STDs are mostly spread through vaginal, anal, or oral sex, and genital touching. Your health care provider can examine and test you for STDs. Some women are at a higher risk for STDs. Genital herpes is a sexually transmitted disease (STD) caused by herpes simplex viruses. HIV can be transmitted through blood, sperm, pre-ejaculatory fluid, vaginal secretions, and breast milk. The activities that put a person at risk for HIV are:- vaginal or anal penetration without a condom; Anal sex is a risk for HIV, Herpes, Syphilis, Chlamydia, Gonorrhea, HPV, and Hepatitis B. The Guide to Sexually Transmitted Diseases (STD, STI). In prepubertal girls, it can cause a mild vaginal discharge and odor (called vaginitis); Early diagnosis of HIV is absolutely critical, so getting tested by your doctor is important if you have any risk factors, including a history of sharing needles, a history of unprotected heterosexual intercourse, if you are a man who has sex with men, or if you had a blood transfusion prior to 1987. HIV is present in the blood, semen, and vaginal fluids of a person who is infected with HIV and is usually spread by:. Using condoms is the only way to prevent getting or spreading HIV during sexual contact. Do not share razors or toothbrushes with anyone who has HIV because these items sometimes have blood on them. Wash your hands carefully after touching the person’s saliva or urine. As a result, the risk of HIV transmission through the throat, gums, and oral membranes is lower than through vaginal or anal membranes.
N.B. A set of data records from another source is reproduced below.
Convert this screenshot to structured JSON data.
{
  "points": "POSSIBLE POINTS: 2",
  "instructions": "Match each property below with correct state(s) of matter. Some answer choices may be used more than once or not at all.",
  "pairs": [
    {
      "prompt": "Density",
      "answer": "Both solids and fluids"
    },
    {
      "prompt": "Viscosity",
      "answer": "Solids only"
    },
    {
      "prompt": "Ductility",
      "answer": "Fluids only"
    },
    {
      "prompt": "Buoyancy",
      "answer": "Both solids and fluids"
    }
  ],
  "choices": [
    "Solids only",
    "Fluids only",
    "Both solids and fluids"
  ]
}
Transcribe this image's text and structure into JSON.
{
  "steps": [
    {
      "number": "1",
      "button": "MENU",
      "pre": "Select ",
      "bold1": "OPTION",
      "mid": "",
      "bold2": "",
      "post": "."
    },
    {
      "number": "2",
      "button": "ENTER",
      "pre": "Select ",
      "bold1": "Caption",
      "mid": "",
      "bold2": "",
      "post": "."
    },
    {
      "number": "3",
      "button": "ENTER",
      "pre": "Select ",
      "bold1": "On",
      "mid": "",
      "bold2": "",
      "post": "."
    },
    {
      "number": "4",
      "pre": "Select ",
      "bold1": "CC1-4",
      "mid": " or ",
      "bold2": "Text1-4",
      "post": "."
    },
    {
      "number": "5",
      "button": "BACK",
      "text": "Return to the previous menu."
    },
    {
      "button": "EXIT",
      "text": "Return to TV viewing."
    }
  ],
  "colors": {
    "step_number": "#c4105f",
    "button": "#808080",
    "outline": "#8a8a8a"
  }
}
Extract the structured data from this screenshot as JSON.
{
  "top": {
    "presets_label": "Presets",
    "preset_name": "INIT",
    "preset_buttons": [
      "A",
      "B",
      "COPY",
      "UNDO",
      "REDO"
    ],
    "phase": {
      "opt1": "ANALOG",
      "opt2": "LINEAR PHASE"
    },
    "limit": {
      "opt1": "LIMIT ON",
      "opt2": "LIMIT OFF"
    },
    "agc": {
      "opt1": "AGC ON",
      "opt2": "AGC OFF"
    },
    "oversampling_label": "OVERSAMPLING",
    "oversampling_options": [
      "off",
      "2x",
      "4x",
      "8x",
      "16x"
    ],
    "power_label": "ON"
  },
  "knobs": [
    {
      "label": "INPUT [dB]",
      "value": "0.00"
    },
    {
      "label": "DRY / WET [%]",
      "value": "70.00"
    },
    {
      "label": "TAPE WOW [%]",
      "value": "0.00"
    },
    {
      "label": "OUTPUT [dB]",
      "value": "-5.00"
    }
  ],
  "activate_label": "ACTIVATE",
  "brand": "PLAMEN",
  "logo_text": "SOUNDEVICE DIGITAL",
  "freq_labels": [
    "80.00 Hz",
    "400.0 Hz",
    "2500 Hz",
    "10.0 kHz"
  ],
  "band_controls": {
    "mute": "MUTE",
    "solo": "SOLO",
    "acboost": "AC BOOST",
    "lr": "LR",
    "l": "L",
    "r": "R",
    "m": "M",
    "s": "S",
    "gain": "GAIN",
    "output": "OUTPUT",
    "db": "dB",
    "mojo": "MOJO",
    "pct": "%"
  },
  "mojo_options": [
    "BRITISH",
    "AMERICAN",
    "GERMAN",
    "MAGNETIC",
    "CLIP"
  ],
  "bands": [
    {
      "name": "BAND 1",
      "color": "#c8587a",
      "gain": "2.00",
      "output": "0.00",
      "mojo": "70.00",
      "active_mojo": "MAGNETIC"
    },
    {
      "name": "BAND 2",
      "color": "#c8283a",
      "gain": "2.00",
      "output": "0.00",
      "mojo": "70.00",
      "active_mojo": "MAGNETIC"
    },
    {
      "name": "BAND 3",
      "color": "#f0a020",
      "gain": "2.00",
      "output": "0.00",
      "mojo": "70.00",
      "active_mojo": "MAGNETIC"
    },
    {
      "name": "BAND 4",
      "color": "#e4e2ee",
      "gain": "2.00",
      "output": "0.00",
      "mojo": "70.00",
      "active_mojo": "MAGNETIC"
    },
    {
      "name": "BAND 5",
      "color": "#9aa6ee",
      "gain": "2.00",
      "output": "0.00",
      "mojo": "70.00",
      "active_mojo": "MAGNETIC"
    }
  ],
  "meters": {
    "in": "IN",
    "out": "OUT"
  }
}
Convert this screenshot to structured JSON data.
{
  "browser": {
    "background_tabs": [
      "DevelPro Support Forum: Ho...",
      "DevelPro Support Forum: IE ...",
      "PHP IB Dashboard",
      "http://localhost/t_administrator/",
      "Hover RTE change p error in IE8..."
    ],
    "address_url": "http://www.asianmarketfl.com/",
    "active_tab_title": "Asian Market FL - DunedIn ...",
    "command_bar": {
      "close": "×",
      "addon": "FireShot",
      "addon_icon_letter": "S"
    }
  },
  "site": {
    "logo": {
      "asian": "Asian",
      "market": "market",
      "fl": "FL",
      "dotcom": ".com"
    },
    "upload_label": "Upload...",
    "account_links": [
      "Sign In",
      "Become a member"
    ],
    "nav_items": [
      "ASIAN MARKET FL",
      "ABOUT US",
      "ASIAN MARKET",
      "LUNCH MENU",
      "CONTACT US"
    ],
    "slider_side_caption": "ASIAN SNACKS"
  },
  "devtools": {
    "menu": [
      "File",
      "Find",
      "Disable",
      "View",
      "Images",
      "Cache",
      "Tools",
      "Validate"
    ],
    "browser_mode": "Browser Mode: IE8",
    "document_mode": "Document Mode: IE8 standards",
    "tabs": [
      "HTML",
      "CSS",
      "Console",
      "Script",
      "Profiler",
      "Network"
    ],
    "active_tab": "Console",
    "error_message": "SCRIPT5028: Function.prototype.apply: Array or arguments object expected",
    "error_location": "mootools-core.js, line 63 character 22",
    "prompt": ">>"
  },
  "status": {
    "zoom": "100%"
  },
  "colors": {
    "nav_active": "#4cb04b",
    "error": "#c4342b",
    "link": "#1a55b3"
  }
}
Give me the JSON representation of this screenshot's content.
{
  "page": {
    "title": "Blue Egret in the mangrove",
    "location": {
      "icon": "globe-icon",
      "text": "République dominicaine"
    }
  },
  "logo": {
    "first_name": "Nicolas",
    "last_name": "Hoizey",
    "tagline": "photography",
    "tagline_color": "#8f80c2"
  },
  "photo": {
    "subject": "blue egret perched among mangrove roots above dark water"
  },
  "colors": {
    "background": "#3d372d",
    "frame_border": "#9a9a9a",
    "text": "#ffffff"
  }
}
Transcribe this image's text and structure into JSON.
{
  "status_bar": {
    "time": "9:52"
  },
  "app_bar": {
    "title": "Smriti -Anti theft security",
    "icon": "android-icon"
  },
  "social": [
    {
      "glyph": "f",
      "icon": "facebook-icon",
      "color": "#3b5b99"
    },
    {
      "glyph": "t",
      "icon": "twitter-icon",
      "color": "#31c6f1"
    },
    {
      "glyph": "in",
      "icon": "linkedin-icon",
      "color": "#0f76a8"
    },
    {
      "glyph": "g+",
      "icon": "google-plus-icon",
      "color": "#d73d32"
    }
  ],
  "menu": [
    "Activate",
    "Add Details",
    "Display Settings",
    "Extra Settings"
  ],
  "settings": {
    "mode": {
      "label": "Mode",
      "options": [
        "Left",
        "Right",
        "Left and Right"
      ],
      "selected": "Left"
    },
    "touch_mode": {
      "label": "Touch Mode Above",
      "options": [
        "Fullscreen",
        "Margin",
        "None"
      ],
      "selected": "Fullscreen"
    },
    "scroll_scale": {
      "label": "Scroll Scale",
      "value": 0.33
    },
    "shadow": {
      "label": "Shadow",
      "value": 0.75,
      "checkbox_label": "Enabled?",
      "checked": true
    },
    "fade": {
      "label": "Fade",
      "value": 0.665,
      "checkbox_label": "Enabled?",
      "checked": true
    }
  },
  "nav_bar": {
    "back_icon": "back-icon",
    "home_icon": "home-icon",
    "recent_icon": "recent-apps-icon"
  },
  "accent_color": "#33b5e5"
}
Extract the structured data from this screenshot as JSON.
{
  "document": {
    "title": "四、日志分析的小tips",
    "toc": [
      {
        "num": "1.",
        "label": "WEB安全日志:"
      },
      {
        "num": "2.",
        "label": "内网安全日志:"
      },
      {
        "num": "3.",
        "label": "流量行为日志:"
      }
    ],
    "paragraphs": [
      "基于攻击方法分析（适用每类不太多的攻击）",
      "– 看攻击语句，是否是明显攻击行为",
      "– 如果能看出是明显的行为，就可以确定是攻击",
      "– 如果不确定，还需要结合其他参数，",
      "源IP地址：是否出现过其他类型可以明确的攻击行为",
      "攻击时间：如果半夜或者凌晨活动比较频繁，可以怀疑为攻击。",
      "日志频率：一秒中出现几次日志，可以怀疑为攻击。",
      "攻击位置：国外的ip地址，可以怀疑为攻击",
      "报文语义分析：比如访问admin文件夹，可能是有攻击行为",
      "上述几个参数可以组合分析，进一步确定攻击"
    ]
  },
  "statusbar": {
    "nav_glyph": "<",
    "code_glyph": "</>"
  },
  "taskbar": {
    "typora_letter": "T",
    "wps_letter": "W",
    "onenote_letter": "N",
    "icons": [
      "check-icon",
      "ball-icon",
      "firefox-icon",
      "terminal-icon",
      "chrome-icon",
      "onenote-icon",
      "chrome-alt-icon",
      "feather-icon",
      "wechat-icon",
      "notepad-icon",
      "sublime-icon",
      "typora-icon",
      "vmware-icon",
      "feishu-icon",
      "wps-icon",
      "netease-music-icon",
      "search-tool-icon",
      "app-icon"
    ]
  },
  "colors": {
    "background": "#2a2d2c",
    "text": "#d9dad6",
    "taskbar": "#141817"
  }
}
There are however, documented cases where HIV was transmitted orally, so we can’t say that getting HIV-infected semen, vaginal fluid or blood in the mouth is no risk. You should be aware of any cuts or tears in either your or your partners mouth and genitals which may provide an entry point for HIV. However, anyone handling blood, semen or vaginal fluids should be careful to avoid touching them with broken skin or getting them into mucous membranes (such as those around the eye). To get the bad news over with, sexually transmitted infections (STIs) can be spread through woman-to-woman sex. Such symptoms include: any change in your vaginal discharge; pain during sex or while pissing; sores around your genitals or mouth; bleeding ( spotting ) at unusual times of the month or between your periods. This includes touching an open cut if you have broken skin and sharing toothbrushes, nail clippers or razors. HIV is spread through direct contact with blood, vaginal fluids and semen, during sex, childbirth or through sharing needles.
Sexually Transmitted Infections
HIV is found and can be passed from an infected person to another person through blood, semen, vaginal fluid, and breast milk. HIV can only be spread through intimate contact with one or more of the fluids discussed above. STI testing can be performed at the time of your annual exam. Infection in the cervix (the most common site of infection for women), causing vaginal itching, abnormal discharge, or bleeding between menstrual periods in about 50 percent of cases. Sexually Transmitted Disease (STD’s),Tobacco, and HIV/AIDS. Human Immunodeficiency Virus (HIV)-Acquired immunodeficiency syndrome (AIDS)HIV is transmitted by sexual contact with an infected person when the mucous membrane lining the mouth, vagina, penis, or rectum is exposed to contaminated body fluids. HIV can also be transmitted by injection or infusion of contaminated blood, contact with an HIV contaminated needle or through transfer from an infected mother to a child before or during birth, or through the mother s milk. You should check with your doctor first.